Only education and a change in attitude towards the Gulf Coast along with long term research will eventually preserve the wildlife of the Gulf of Mexico.

Manatees by the Sea Wall: An Encounter with Manatees in Cape Canaveral


A curious juvenile manatee interacts with me behind a sea wall in Cape Canaveral, FL back in 2006.

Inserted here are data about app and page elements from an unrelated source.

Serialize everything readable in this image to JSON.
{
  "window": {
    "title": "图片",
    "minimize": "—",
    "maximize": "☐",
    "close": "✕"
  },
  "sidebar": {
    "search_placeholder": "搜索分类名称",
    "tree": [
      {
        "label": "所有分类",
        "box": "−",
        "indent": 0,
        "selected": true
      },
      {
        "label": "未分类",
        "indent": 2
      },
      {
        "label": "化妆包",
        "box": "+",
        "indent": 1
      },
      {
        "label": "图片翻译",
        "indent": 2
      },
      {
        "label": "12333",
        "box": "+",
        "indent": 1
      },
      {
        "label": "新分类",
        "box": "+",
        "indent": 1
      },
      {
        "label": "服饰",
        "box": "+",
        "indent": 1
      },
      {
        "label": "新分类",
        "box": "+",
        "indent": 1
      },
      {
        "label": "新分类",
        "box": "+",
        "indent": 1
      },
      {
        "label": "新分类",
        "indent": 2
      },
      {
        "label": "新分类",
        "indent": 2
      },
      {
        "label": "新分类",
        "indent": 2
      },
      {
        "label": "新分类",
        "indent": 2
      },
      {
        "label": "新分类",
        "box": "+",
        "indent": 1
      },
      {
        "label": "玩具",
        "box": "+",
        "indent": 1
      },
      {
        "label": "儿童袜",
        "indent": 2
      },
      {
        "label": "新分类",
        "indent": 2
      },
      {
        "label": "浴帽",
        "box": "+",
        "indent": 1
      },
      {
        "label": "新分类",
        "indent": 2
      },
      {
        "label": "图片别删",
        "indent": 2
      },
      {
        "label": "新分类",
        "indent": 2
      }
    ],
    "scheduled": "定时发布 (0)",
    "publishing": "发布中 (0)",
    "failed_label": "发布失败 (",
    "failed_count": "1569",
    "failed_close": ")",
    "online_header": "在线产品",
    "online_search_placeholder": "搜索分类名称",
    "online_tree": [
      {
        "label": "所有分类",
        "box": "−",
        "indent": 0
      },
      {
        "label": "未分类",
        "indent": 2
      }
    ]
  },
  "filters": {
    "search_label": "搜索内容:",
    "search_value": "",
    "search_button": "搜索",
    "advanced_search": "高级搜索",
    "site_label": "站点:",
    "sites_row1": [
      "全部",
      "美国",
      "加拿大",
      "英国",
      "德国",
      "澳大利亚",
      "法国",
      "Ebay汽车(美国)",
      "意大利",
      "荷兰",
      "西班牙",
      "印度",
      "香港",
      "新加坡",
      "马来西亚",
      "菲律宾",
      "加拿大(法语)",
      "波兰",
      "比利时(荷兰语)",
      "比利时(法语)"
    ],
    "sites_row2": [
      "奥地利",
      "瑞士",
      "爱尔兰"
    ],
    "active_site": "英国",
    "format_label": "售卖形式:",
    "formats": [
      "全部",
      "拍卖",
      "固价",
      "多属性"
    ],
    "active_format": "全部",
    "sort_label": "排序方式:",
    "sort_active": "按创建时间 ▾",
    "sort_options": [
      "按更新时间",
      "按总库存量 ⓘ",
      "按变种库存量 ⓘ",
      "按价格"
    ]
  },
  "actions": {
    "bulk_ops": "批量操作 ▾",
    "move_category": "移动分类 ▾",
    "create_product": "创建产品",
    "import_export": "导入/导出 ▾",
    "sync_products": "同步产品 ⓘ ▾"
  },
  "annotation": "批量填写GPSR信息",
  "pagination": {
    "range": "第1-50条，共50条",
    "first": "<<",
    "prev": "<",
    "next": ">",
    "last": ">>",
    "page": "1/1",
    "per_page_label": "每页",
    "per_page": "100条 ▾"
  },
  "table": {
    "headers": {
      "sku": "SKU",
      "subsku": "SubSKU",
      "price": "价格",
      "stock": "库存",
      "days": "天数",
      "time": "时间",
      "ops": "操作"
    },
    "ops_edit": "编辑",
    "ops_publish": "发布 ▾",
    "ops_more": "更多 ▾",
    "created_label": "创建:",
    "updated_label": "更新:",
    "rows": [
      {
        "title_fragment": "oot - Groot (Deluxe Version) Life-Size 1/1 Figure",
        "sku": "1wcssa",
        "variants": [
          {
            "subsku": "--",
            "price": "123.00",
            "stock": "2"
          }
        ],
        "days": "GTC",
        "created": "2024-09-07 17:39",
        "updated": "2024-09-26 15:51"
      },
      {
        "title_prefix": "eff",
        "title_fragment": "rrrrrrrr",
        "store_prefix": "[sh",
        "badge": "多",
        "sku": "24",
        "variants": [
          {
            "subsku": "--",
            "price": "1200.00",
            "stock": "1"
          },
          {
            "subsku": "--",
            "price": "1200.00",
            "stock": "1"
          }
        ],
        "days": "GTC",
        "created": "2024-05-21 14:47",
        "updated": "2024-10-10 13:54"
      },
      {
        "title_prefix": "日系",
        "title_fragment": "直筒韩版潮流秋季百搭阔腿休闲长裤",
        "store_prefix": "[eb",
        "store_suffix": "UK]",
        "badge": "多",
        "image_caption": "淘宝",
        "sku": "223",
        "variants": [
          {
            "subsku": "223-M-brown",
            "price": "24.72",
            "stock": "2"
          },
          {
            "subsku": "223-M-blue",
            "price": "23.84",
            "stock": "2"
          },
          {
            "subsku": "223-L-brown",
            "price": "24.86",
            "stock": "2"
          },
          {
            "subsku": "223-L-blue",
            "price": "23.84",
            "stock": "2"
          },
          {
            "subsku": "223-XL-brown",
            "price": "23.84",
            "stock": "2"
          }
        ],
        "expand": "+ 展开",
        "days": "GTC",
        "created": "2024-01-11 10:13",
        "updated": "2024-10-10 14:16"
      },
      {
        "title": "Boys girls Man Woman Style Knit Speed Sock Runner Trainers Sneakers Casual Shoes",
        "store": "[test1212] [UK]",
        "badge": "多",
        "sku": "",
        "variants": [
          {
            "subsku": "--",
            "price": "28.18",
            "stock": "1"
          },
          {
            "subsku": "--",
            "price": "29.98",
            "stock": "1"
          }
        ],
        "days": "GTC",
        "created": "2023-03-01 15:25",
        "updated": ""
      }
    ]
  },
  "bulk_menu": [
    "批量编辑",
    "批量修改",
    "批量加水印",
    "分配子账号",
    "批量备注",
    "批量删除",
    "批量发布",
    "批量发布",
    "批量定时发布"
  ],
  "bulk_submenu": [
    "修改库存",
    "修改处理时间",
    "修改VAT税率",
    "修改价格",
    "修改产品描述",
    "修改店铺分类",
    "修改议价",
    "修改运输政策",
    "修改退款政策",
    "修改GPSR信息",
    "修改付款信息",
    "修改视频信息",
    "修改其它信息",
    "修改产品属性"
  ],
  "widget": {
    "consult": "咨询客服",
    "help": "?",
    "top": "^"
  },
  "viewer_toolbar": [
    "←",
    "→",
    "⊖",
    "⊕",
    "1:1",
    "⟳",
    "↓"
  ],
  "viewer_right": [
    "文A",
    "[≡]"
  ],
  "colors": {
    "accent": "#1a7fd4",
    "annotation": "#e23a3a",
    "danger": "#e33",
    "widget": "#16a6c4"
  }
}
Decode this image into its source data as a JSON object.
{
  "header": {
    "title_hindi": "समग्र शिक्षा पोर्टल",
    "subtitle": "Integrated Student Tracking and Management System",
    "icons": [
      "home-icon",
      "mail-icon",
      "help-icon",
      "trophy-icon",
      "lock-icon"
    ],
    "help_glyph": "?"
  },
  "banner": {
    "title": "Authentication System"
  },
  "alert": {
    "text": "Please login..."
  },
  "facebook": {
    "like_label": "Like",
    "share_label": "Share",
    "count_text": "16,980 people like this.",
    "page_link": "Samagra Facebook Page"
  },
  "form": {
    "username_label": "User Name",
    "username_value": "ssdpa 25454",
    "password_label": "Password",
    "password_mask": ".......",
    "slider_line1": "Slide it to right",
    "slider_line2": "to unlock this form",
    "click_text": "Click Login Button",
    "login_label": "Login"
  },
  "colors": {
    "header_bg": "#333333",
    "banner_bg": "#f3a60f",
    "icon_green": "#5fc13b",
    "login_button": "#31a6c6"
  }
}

About five years ago when I was 14, I encountered several wild manatees in Cape Canaveral,FL. My mother got us a room at a sea-side hotel that overlooked the NASA space station. We were heading our way back home from spending two months in Florida with my grandfather and his greyhound Lynne. I was told by my mother that manatees often hand around a small sea wall that was in front of back area most of the year. I wanted to check it out so, I went to the back side to see if I could get a glance of them. Indeed, it would not be long before, I encountered my first wild manatee. It was such an amazing site to see. Seconds later, I encounter a second manatee in the same spot and they just getting a good glimpse of me for over 40 minutes. They were so close to the sea wall that, I could easily touch them if I wanted to. An hour later, a third manatee came up to me from the sea wall and it felt like they were all coming up to me for some reason in I would not know about. Later that night, several other manatees were appearing all over the small lagoon while the three manatees I encountered remained by the sea wall. Most of the adult manatees that were sighted from our hotel room were mother and calf pairs. Two of the manatees that interacted with me were juveniles. Sadly, one of them had severe scars on his back and I wondered if he got hit by a boat propeller. After all, it’s very common to sight a wild manatee with scars from either boat propellers or fishing entanglements and it’s rare to see one that has no scars on it’s body. The following morning, I woke up to seeing a small colony of them swimming up to sea wall. After getting dressed for the day, I went back to back side of the hotel to interact with them and believe me, there was now two adult females and three juveniles. That interaction would last for about an hour-and-a-half hours. This encounter made me realize that manatees, like most marine mammals, are quite curious about people and may voluntary come right up to you if they want to.